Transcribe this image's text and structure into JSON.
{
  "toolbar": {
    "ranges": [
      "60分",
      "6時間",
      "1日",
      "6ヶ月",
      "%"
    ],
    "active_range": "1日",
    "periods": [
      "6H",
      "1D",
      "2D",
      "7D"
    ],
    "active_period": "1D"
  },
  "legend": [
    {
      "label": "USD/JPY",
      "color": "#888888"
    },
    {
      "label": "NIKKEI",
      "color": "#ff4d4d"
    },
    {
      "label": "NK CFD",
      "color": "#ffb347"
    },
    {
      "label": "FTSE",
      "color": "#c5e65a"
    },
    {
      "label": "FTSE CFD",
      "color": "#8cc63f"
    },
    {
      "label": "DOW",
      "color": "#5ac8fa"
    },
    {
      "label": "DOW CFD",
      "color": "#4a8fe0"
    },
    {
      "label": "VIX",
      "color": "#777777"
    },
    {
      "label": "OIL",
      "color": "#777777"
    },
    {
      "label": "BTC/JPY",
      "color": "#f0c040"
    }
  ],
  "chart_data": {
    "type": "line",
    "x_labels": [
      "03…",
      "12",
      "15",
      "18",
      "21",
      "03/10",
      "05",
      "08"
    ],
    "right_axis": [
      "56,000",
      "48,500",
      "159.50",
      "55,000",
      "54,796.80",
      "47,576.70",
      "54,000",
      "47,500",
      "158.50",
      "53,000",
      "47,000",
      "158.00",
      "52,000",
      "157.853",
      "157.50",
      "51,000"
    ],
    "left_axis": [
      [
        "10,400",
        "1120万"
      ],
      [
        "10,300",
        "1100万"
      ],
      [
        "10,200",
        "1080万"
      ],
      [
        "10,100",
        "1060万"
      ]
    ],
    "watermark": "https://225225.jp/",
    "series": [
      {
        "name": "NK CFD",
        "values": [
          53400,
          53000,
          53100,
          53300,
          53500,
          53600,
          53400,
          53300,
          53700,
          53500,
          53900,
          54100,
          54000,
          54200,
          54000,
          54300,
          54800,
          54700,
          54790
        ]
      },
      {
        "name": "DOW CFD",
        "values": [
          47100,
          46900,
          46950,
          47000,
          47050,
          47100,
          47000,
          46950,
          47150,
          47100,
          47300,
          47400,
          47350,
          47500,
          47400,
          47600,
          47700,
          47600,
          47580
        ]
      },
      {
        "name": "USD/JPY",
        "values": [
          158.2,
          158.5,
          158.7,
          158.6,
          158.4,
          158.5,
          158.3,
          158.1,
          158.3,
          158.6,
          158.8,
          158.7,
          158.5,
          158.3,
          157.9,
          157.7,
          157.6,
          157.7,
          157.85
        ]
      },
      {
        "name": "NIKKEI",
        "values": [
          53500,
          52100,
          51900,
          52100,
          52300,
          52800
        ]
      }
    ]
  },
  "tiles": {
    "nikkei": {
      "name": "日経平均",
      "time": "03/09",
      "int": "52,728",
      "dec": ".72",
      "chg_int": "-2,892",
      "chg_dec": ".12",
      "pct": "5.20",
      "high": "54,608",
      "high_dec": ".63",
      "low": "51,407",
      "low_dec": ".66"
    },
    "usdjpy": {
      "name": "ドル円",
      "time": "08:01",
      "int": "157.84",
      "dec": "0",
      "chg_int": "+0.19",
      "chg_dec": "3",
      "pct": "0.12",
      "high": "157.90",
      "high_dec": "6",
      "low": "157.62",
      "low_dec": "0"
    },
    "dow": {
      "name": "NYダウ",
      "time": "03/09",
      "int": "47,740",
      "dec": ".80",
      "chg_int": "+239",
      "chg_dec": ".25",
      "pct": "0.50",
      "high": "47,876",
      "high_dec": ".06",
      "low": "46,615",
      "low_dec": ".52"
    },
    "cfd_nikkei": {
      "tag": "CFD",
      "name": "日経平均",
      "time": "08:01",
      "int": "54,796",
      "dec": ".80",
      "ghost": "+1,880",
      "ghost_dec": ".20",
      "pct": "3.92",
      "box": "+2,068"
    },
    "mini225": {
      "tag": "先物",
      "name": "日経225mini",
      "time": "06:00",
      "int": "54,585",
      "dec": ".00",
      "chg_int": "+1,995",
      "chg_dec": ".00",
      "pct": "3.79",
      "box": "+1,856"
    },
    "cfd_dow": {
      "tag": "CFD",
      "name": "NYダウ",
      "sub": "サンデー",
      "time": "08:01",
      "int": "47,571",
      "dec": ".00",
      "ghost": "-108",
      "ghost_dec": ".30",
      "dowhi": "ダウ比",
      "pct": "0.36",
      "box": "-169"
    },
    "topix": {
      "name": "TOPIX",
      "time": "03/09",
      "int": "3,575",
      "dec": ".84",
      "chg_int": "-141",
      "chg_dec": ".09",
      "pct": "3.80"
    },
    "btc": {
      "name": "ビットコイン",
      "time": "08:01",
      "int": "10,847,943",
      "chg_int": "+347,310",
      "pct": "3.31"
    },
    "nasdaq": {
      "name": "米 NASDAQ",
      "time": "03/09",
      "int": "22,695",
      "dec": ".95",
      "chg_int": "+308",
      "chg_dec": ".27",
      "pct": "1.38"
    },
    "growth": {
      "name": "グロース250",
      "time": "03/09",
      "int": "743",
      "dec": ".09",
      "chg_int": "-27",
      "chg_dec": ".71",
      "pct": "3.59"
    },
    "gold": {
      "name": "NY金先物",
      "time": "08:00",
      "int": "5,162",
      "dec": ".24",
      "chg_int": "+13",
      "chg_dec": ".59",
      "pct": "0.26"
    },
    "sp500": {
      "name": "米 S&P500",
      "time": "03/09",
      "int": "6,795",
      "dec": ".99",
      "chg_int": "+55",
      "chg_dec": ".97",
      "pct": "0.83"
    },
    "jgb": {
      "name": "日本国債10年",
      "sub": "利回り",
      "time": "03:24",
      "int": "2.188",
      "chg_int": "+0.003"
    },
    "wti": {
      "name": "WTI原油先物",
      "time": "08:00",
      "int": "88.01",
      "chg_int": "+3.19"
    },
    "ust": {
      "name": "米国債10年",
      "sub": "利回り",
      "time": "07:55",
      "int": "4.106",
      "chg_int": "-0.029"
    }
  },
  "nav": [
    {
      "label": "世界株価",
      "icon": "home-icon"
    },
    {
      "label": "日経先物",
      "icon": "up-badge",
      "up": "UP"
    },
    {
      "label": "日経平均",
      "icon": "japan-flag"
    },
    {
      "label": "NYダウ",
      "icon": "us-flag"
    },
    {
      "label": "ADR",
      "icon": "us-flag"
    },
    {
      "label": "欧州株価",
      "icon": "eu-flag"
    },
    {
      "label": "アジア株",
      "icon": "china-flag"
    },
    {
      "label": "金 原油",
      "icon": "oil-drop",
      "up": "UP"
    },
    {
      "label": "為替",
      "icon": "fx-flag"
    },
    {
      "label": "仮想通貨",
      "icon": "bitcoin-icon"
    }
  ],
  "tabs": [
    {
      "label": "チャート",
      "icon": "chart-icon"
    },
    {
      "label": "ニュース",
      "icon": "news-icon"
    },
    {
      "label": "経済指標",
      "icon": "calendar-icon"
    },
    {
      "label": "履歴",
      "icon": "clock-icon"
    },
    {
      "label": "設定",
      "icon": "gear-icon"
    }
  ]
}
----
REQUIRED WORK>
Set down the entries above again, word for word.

WRITTEN RESPONSE>
Transcribe this image's text and structure into JSON.
{
  "toolbar": {
    "ranges": [
      "60分",
      "6時間",
      "1日",
      "6ヶ月",
      "%"
    ],
    "active_range": "1日",
    "periods": [
      "6H",
      "1D",
      "2D",
      "7D"
    ],
    "active_period": "1D"
  },
  "legend": [
    {
      "label": "USD/JPY",
      "color": "#888888"
    },
    {
      "label": "NIKKEI",
      "color": "#ff4d4d"
    },
    {
      "label": "NK CFD",
      "color": "#ffb347"
    },
    {
      "label": "FTSE",
      "color": "#c5e65a"
    },
    {
      "label": "FTSE CFD",
      "color": "#8cc63f"
    },
    {
      "label": "DOW",
      "color": "#5ac8fa"
    },
    {
      "label": "DOW CFD",
      "color": "#4a8fe0"
    },
    {
      "label": "VIX",
      "color": "#777777"
    },
    {
      "label": "OIL",
      "color": "#777777"
    },
    {
      "label": "BTC/JPY",
      "color": "#f0c040"
    }
  ],
  "chart_data": {
    "type": "line",
    "x_labels": [
      "03…",
      "12",
      "15",
      "18",
      "21",
      "03/10",
      "05",
      "08"
    ],
    "right_axis": [
      "56,000",
      "48,500",
      "159.50",
      "55,000",
      "54,796.80",
      "47,576.70",
      "54,000",
      "47,500",
      "158.50",
      "53,000",
      "47,000",
      "158.00",
      "52,000",
      "157.853",
      "157.50",
      "51,000"
    ],
    "left_axis": [
      [
        "10,400",
        "1120万"
      ],
      [
        "10,300",
        "1100万"
      ],
      [
        "10,200",
        "1080万"
      ],
      [
        "10,100",
        "1060万"
      ]
    ],
    "watermark": "https://225225.jp/",
    "series": [
      {
        "name": "NK CFD",
        "values": [
          53400,
          53000,
          53100,
          53300,
          53500,
          53600,
          53400,
          53300,
          53700,
          53500,
          53900,
          54100,
          54000,
          54200,
          54000,
          54300,
          54800,
          54700,
          54790
        ]
      },
      {
        "name": "DOW CFD",
        "values": [
          47100,
          46900,
          46950,
          47000,
          47050,
          47100,
          47000,
          46950,
          47150,
          47100,
          47300,
          47400,
          47350,
          47500,
          47400,
          47600,
          47700,
          47600,
          47580
        ]
      },
      {
        "name": "USD/JPY",
        "values": [
          158.2,
          158.5,
          158.7,
          158.6,
          158.4,
          158.5,
          158.3,
          158.1,
          158.3,
          158.6,
          158.8,
          158.7,
          158.5,
          158.3,
          157.9,
          157.7,
          157.6,
          157.7,
          157.85
        ]
      },
      {
        "name": "NIKKEI",
        "values": [
          53500,
          52100,
          51900,
          52100,
          52300,
          52800
        ]
      }
    ]
  },
  "tiles": {
    "nikkei": {
      "name": "日経平均",
      "time": "03/09",
      "int": "52,728",
      "dec": ".72",
      "chg_int": "-2,892",
      "chg_dec": ".12",
      "pct": "5.20",
      "high": "54,608",
      "high_dec": ".63",
      "low": "51,407",
      "low_dec": ".66"
    },
    "usdjpy": {
      "name": "ドル円",
      "time": "08:01",
      "int": "157.84",
      "dec": "0",
      "chg_int": "+0.19",
      "chg_dec": "3",
      "pct": "0.12",
      "high": "157.90",
      "high_dec": "6",
      "low": "157.62",
      "low_dec": "0"
    },
    "dow": {
      "name": "NYダウ",
      "time": "03/09",
      "int": "47,740",
      "dec": ".80",
      "chg_int": "+239",
      "chg_dec": ".25",
      "pct": "0.50",
      "high": "47,876",
      "high_dec": ".06",
      "low": "46,615",
      "low_dec": ".52"
    },
    "cfd_nikkei": {
      "tag": "CFD",
      "name": "日経平均",
      "time": "08:01",
      "int": "54,796",
      "dec": ".80",
      "ghost": "+1,880",
      "ghost_dec": ".20",
      "pct": "3.92",
      "box": "+2,068"
    },
    "mini225": {
      "tag": "先物",
      "name": "日経225mini",
      "time": "06:00",
      "int": "54,585",
      "dec": ".00",
      "chg_int": "+1,995",
      "chg_dec": ".00",
      "pct": "3.79",
      "box": "+1,856"
    },
    "cfd_dow": {
      "tag": "CFD",
      "name": "NYダウ",
      "sub": "サンデー",
      "time": "08:01",
      "int": "47,571",
      "dec": ".00",
      "ghost": "-108",
      "ghost_dec": ".30",
      "dowhi": "ダウ比",
      "pct": "0.36",
      "box": "-169"
    },
    "topix": {
      "name": "TOPIX",
      "time": "03/09",
      "int": "3,575",
      "dec": ".84",
      "chg_int": "-141",
      "chg_dec": ".09",
      "pct": "3.80"
    },
    "btc": {
      "name": "ビットコイン",
      "time": "08:01",
      "int": "10,847,943",
      "chg_int": "+347,310",
      "pct": "3.31"
    },
    "nasdaq": {
      "name": "米 NASDAQ",
      "time": "03/09",
      "int": "22,695",
      "dec": ".95",
      "chg_int": "+308",
      "chg_dec": ".27",
      "pct": "1.38"
    },
    "growth": {
      "name": "グロース250",
      "time": "03/09",
      "int": "743",
      "dec": ".09",
      "chg_int": "-27",
      "chg_dec": ".71",
      "pct": "3.59"
    },
    "gold": {
      "name": "NY金先物",
      "time": "08:00",
      "int": "5,162",
      "dec": ".24",
      "chg_int": "+13",
      "chg_dec": ".59",
      "pct": "0.26"
    },
    "sp500": {
      "name": "米 S&P500",
      "time": "03/09",
      "int": "6,795",
      "dec": ".99",
      "chg_int": "+55",
      "chg_dec": ".97",
      "pct": "0.83"
    },
    "jgb": {
      "name": "日本国債10年",
      "sub": "利回り",
      "time": "03:24",
      "int": "2.188",
      "chg_int": "+0.003"
    },
    "wti": {
      "name": "WTI原油先物",
      "time": "08:00",
      "int": "88.01",
      "chg_int": "+3.19"
    },
    "ust": {
      "name": "米国債10年",
      "sub": "利回り",
      "time": "07:55",
      "int": "4.106",
      "chg_int": "-0.029"
    }
  },
  "nav": [
    {
      "label": "世界株価",
      "icon": "home-icon"
    },
    {
      "label": "日経先物",
      "icon": "up-badge",
      "up": "UP"
    },
    {
      "label": "日経平均",
      "icon": "japan-flag"
    },
    {
      "label": "NYダウ",
      "icon": "us-flag"
    },
    {
      "label": "ADR",
      "icon": "us-flag"
    },
    {
      "label": "欧州株価",
      "icon": "eu-flag"
    },
    {
      "label": "アジア株",
      "icon": "china-flag"
    },
    {
      "label": "金 原油",
      "icon": "oil-drop",
      "up": "UP"
    },
    {
      "label": "為替",
      "icon": "fx-flag"
    },
    {
      "label": "仮想通貨",
      "icon": "bitcoin-icon"
    }
  ],
  "tabs": [
    {
      "label": "チャート",
      "icon": "chart-icon"
    },
    {
      "label": "ニュース",
      "icon": "news-icon"
    },
    {
      "label": "経済指標",
      "icon": "calendar-icon"
    },
    {
      "label": "履歴",
      "icon": "clock-icon"
    },
    {
      "label": "設定",
      "icon": "gear-icon"
    }
  ]
}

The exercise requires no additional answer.